I think I’m destined to be an old cat lady… Not one of those crazy, old cat ladies, but an old cat lady who likes to adopt and take in a few cats who are in need of some desperate love. It’s pretty much what I’ve been doing since I was a little kid. I begged and begged my parents to let me have a cat for years. When I finally got one, it wasn’t one that I had gotten to pick out.
My house is a cat magnet. Somehow, it gives off some kind of signal that says, “Hey, cats, come live here. It’s okay… Just come curl up on the deck. Sleep here for awhile. You’ll get fed and, eventually, you’ll be let inside.” Out of the three cats I’ve had, only one of them was actually adopted from an SPCA annex. The other two managed to find their way onto our porch and into our home.
***I’d like to briefly mention all of the passing cats that we’ve had who have come for a bowl or two of food, lived under our deck for a few days, and continued on with their journey.***

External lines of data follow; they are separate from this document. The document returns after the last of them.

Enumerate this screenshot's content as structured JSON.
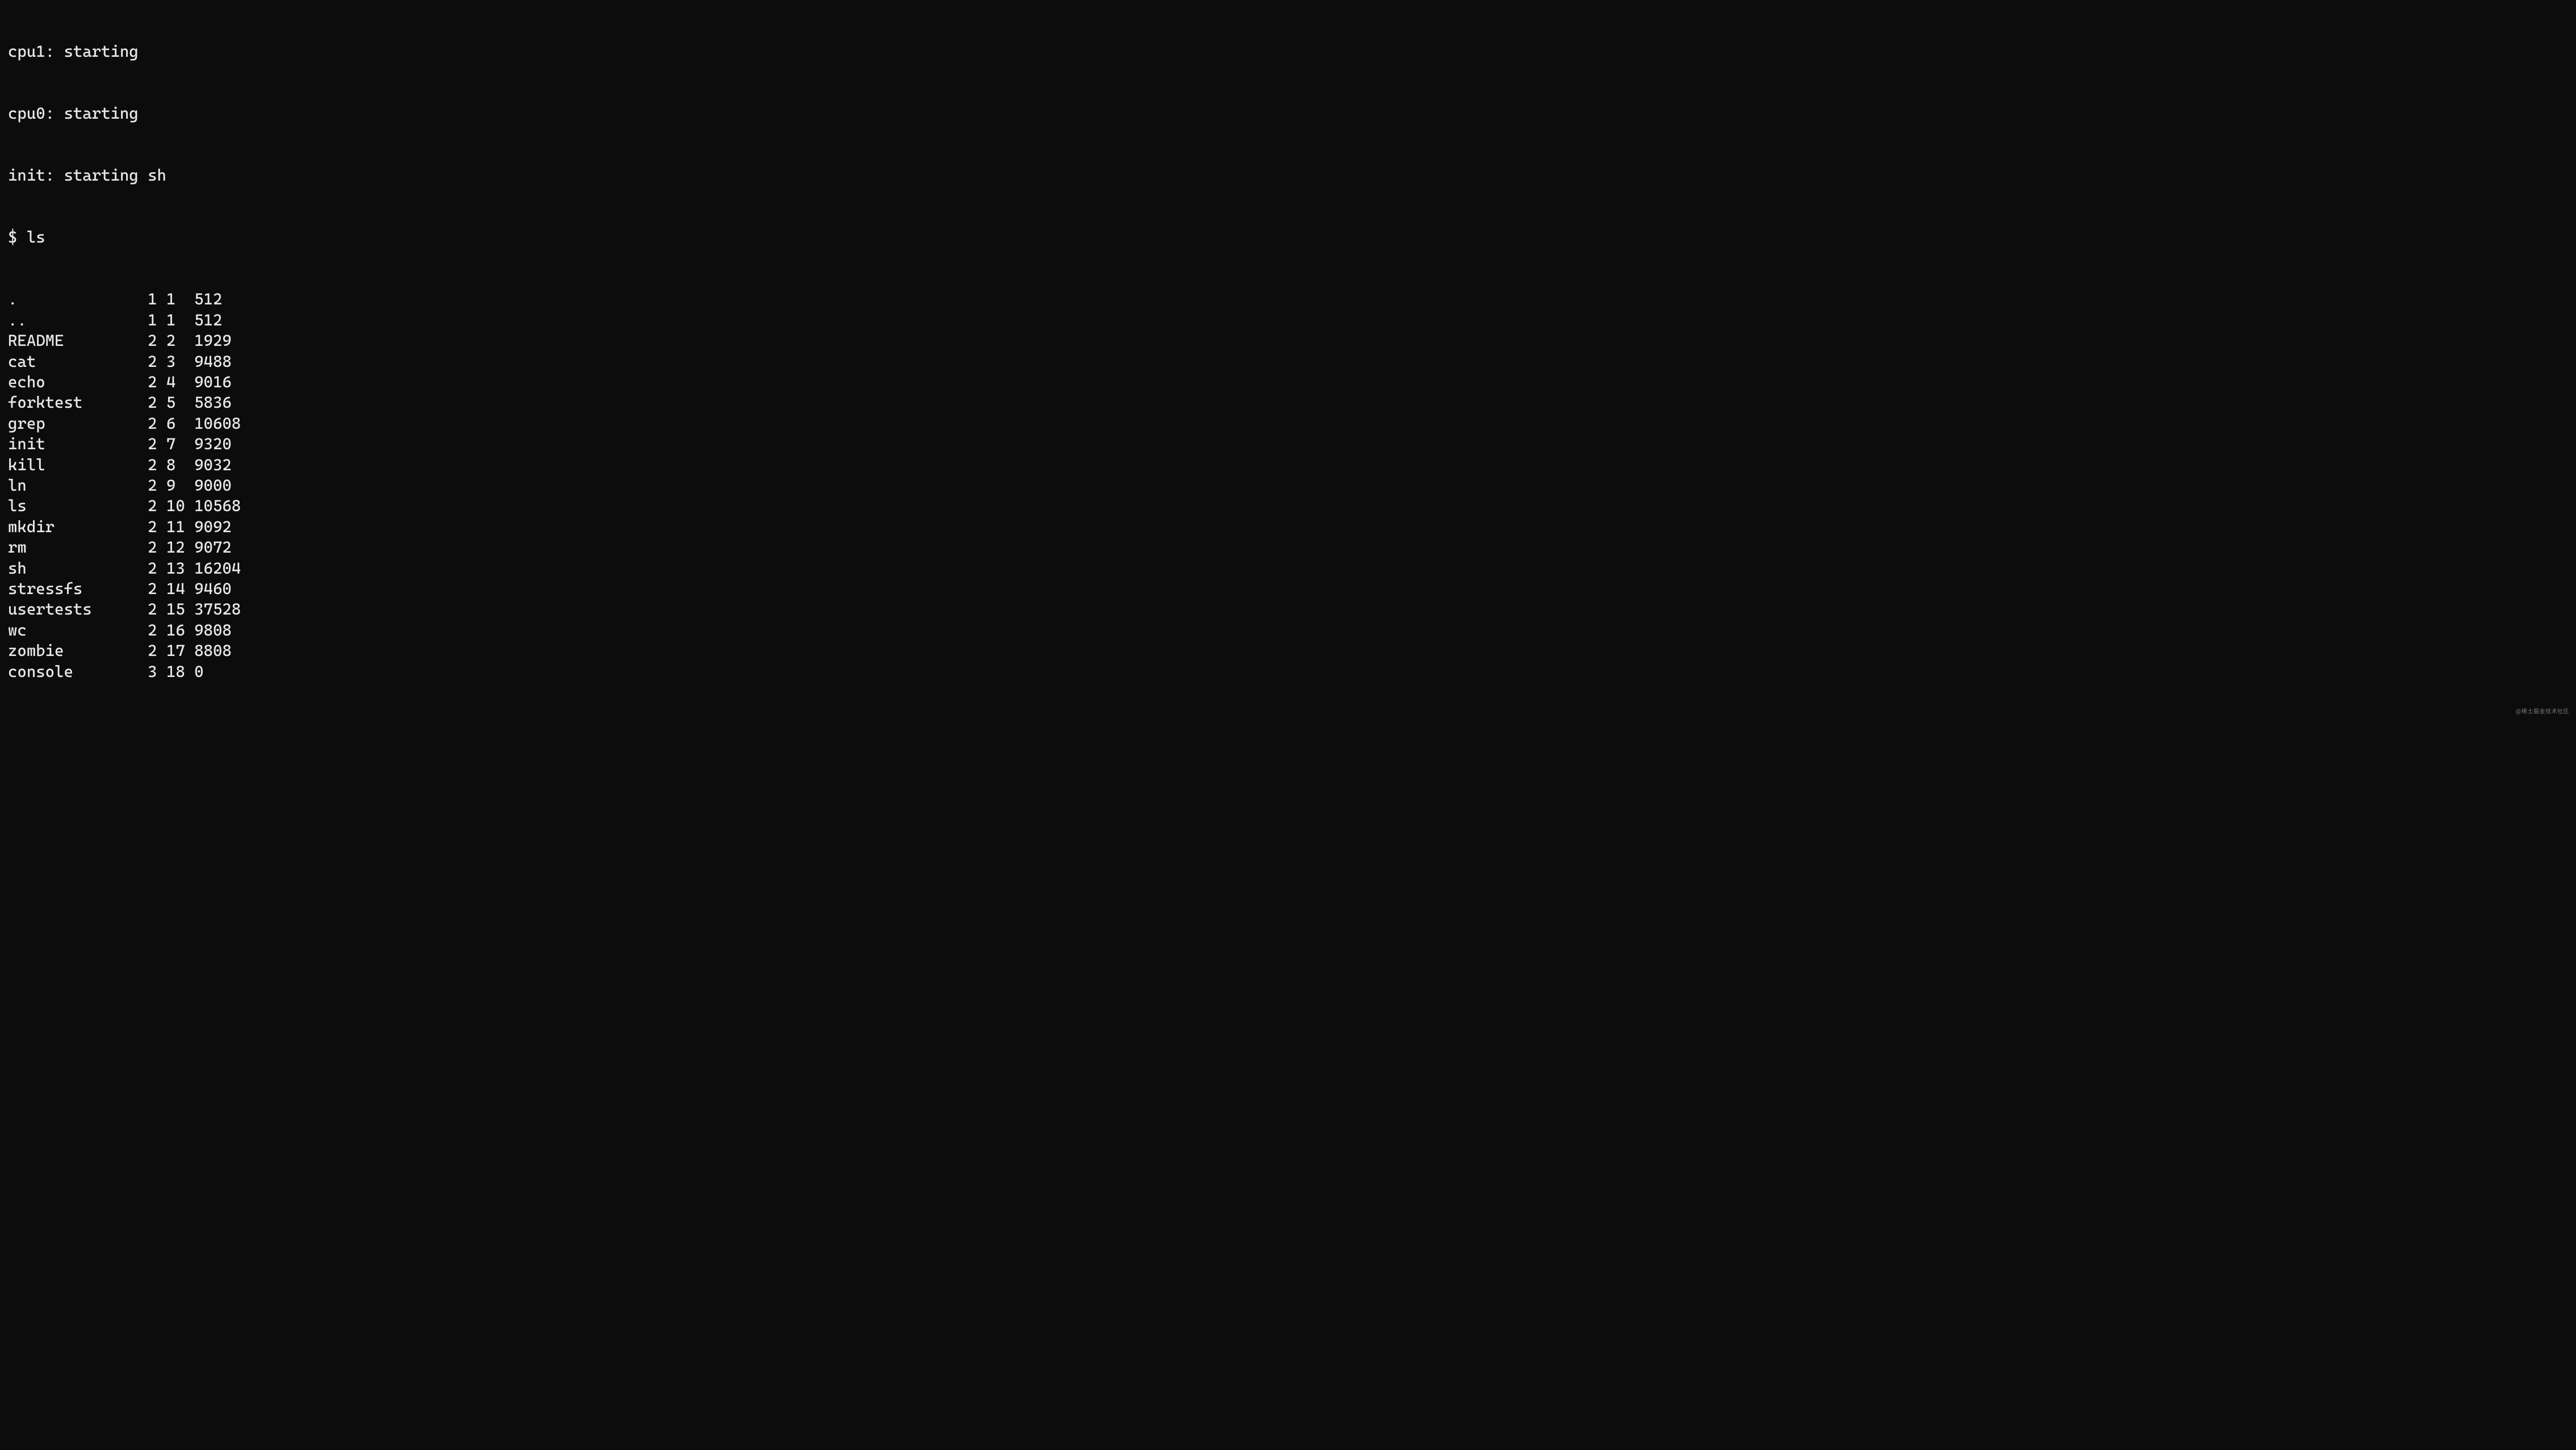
{
  "boot": [
    "cpu1: starting",
    "cpu0: starting",
    "init: starting sh"
  ],
  "prompt": "$ ",
  "command": "ls",
  "listing": [
    {
      "name": ".",
      "c1": "1",
      "c2": "1",
      "c3": "512"
    },
    {
      "name": "..",
      "c1": "1",
      "c2": "1",
      "c3": "512"
    },
    {
      "name": "README",
      "c1": "2",
      "c2": "2",
      "c3": "1929"
    },
    {
      "name": "cat",
      "c1": "2",
      "c2": "3",
      "c3": "9488"
    },
    {
      "name": "echo",
      "c1": "2",
      "c2": "4",
      "c3": "9016"
    },
    {
      "name": "forktest",
      "c1": "2",
      "c2": "5",
      "c3": "5836"
    },
    {
      "name": "grep",
      "c1": "2",
      "c2": "6",
      "c3": "10608"
    },
    {
      "name": "init",
      "c1": "2",
      "c2": "7",
      "c3": "9320"
    },
    {
      "name": "kill",
      "c1": "2",
      "c2": "8",
      "c3": "9032"
    },
    {
      "name": "ln",
      "c1": "2",
      "c2": "9",
      "c3": "9000"
    },
    {
      "name": "ls",
      "c1": "2",
      "c2": "10",
      "c3": "10568"
    },
    {
      "name": "mkdir",
      "c1": "2",
      "c2": "11",
      "c3": "9092"
    },
    {
      "name": "rm",
      "c1": "2",
      "c2": "12",
      "c3": "9072"
    },
    {
      "name": "sh",
      "c1": "2",
      "c2": "13",
      "c3": "16204"
    },
    {
      "name": "stressfs",
      "c1": "2",
      "c2": "14",
      "c3": "9460"
    },
    {
      "name": "usertests",
      "c1": "2",
      "c2": "15",
      "c3": "37528"
    },
    {
      "name": "wc",
      "c1": "2",
      "c2": "16",
      "c3": "9808"
    },
    {
      "name": "zombie",
      "c1": "2",
      "c2": "17",
      "c3": "8808"
    },
    {
      "name": "console",
      "c1": "3",
      "c2": "18",
      "c3": "0"
    }
  ],
  "watermark": "@稀土掘金技术社区"
}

My first cat, Cookie (Chet), came to us from across the street. I suppose she was just unhappy with the living standards of our neighbors (at one point, they had had three other cats, eight kittens, and two dogs). She started to camp out on our porch during the day and wander back home when it got dark. That is… Until we put bowls of food out for her. She was either surveying her surroundings for the first few days or just waiting ’til we caved and fed her. Whatever her reason, she had gotten what she wanted: A new home.
She was a beautiful cat: A white/brown/black long hair with white paws and bright yellow eyes. To most people, she was one of the most unfriendly cats in the world. But to me? She was perfect. She’d sleep in my room all day when I went to school and perk up as soon as I got home. During the night, she’d sleep above my head. Maybe it was because I tried so hard to make her happy? I remember one time when she was meowing uncontrollably in the kitchen (begging for milk), so I picked up the full gallon jug from the fridge and… Dropped it. Milk went everywhere, even under the fridge. My parents were pretty unhappy, but she got to lap some up off the floor and that’s what’s important.

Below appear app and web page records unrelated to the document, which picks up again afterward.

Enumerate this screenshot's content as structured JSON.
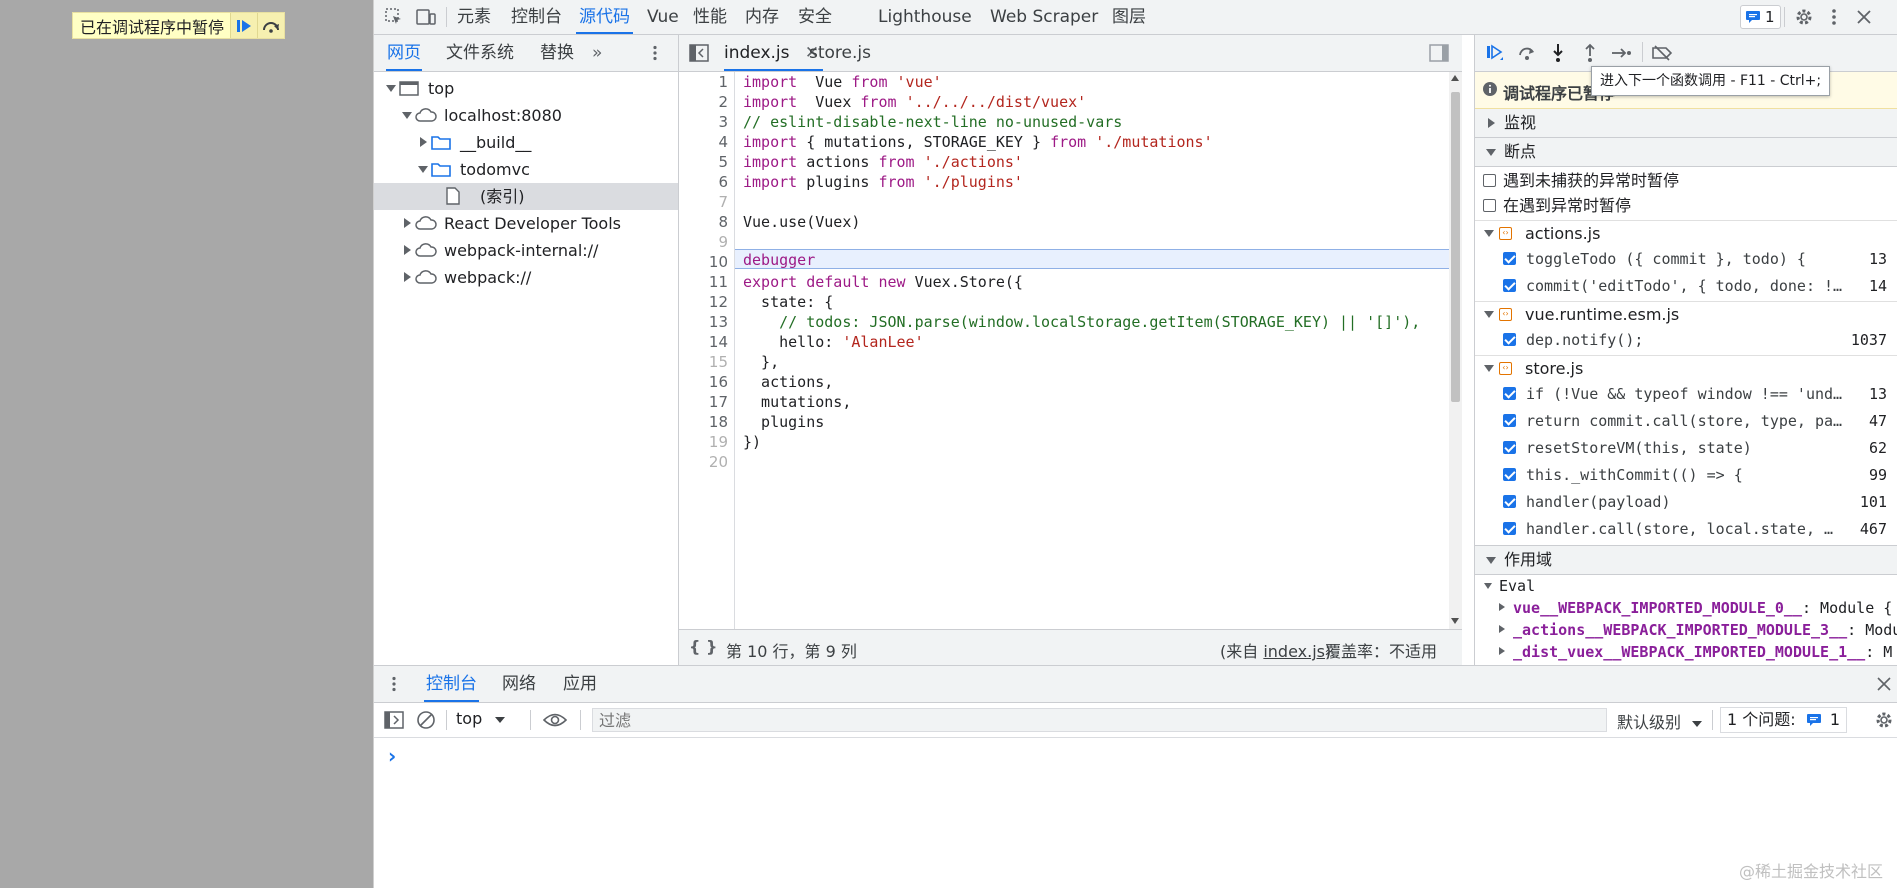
{
  "paused_banner": {
    "text": "已在调试程序中暂停"
  },
  "toolbar": {
    "tabs": [
      "元素",
      "控制台",
      "源代码",
      "Vue",
      "性能",
      "内存",
      "安全",
      "Lighthouse",
      "Web Scraper",
      "图层"
    ],
    "active_tab": "源代码",
    "issues_count": "1"
  },
  "navigator": {
    "tabs": [
      "网页",
      "文件系统",
      "替换"
    ],
    "tree": [
      {
        "label": "top"
      },
      {
        "label": "localhost:8080"
      },
      {
        "label": "__build__"
      },
      {
        "label": "todomvc"
      },
      {
        "label": "(索引)"
      },
      {
        "label": "React Developer Tools"
      },
      {
        "label": "webpack-internal://"
      },
      {
        "label": "webpack://"
      }
    ]
  },
  "editor": {
    "tabs": [
      {
        "label": "index.js"
      },
      {
        "label": "store.js"
      }
    ],
    "line_numbers": [
      "1",
      "2",
      "3",
      "4",
      "5",
      "6",
      "7",
      "8",
      "9",
      "10",
      "11",
      "12",
      "13",
      "14",
      "15",
      "16",
      "17",
      "18",
      "19",
      "20"
    ],
    "status": {
      "position": "第 10 行，第 9 列",
      "from_prefix": "(来自 ",
      "from_file": "index.js",
      "from_suffix": ")",
      "coverage": "覆盖率：不适用"
    }
  },
  "debugger": {
    "paused_message": "调试程序已暂停",
    "tooltip": "进入下一个函数调用 - F11 - Ctrl+;",
    "sections": {
      "watch": "监视",
      "breakpoints": "断点",
      "scope": "作用域"
    },
    "pause_options": [
      {
        "label": "遇到未捕获的异常时暂停",
        "checked": false
      },
      {
        "label": "在遇到异常时暂停",
        "checked": false
      }
    ],
    "breakpoint_files": [
      {
        "file": "actions.js",
        "items": [
          {
            "code": "toggleTodo ({ commit }, todo) {",
            "line": "13"
          },
          {
            "code": "commit('editTodo', { todo, done: !…",
            "line": "14"
          }
        ]
      },
      {
        "file": "vue.runtime.esm.js",
        "items": [
          {
            "code": "dep.notify();",
            "line": "1037"
          }
        ]
      },
      {
        "file": "store.js",
        "items": [
          {
            "code": "if (!Vue && typeof window !== 'und…",
            "line": "13"
          },
          {
            "code": "return commit.call(store, type, pa…",
            "line": "47"
          },
          {
            "code": "resetStoreVM(this, state)",
            "line": "62"
          },
          {
            "code": "this._withCommit(() => {",
            "line": "99"
          },
          {
            "code": "handler(payload)",
            "line": "101"
          },
          {
            "code": "handler.call(store, local.state, …",
            "line": "467"
          }
        ]
      }
    ],
    "scope": {
      "group": "Eval",
      "items": [
        {
          "key": "vue__WEBPACK_IMPORTED_MODULE_0__",
          "value": ": Module {"
        },
        {
          "key": "_actions__WEBPACK_IMPORTED_MODULE_3__",
          "value": ": Modu"
        },
        {
          "key": "_dist_vuex__WEBPACK_IMPORTED_MODULE_1__",
          "value": ": M"
        }
      ]
    }
  },
  "drawer": {
    "tabs": [
      "控制台",
      "网络",
      "应用"
    ],
    "context": "top",
    "filter_placeholder": "过滤",
    "level": "默认级别",
    "issues_label": "1 个问题:",
    "issues_count": "1",
    "prompt": "›"
  },
  "watermark": "@稀土掘金技术社区",
  "colors": {
    "accent": "#1a73e8",
    "paused_banner": "#ffffc4",
    "exec_line": "#e8f0fe"
  }
}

We found Outback about five years after Cookie had found us. He showed up on our back deck (hence the name, Outback) around mid-November of 2006. He had the exact same coloring and pattern as Cookie, but he was a shorthair. With winter right around the corner and each night growing cooler, I bugged my mom until she did something to help keep him warm outside. My dad didn’t want another cat at the time, so my mom and I put out a few bowls of food, took a chair from our patio table, and built him a little tent to live in out of soft towels and a heating pad designed for cats. My mom and I would even sneak Outback into the house when my dad would leave to teach class and let the little kitty enjoy some actual warmth.

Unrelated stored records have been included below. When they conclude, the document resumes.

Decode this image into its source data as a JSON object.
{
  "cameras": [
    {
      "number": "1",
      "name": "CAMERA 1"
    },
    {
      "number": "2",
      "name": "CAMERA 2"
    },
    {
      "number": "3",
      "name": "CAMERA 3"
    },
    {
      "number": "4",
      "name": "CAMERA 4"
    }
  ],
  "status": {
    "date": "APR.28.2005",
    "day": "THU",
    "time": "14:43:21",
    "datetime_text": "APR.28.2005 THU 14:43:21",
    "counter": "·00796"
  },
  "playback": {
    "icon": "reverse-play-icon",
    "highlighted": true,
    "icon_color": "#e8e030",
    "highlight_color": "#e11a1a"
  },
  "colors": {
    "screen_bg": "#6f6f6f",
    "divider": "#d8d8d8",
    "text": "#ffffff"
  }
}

When we eventually convinced my dad to take him in, Outback turned out to be a trip. His first visit to the vet showed us that he wasn’t actually a stray. He was already neutered, indicating that he had either wandered from home or been abandoned… And he was diabetic. If he didn’t get insulin shots, he wouldn’t make it. So, naturally, we paid for the insulin, the needles, and gave him his regulated dose. It was worth it to keep such a sweet kitty in the house. Plus, he was a friend for Cookie. Every cat deserves to have a friend.
We adopted my current kitten, Orion, after we had lost Cookie and were close to losing Outback. After Cookie passed, I wanted Outback to be able to have a friend. We brought Orion into our home when she was two months old. She was this fuzzy, little, black and grey ball with big eyes. At first, she spent most of her time batting at Outback and pouncing on him, trying to get him to play with her. But as he aged, Orion began curling up next to him and cleaning the back of his head and neck. Now she’s four years old, a little pudgy, and the only cat in the house. She seems content to have it that way, though. She gets control over every cardboard box in the house. And as long as she’s happy… Well… So am I.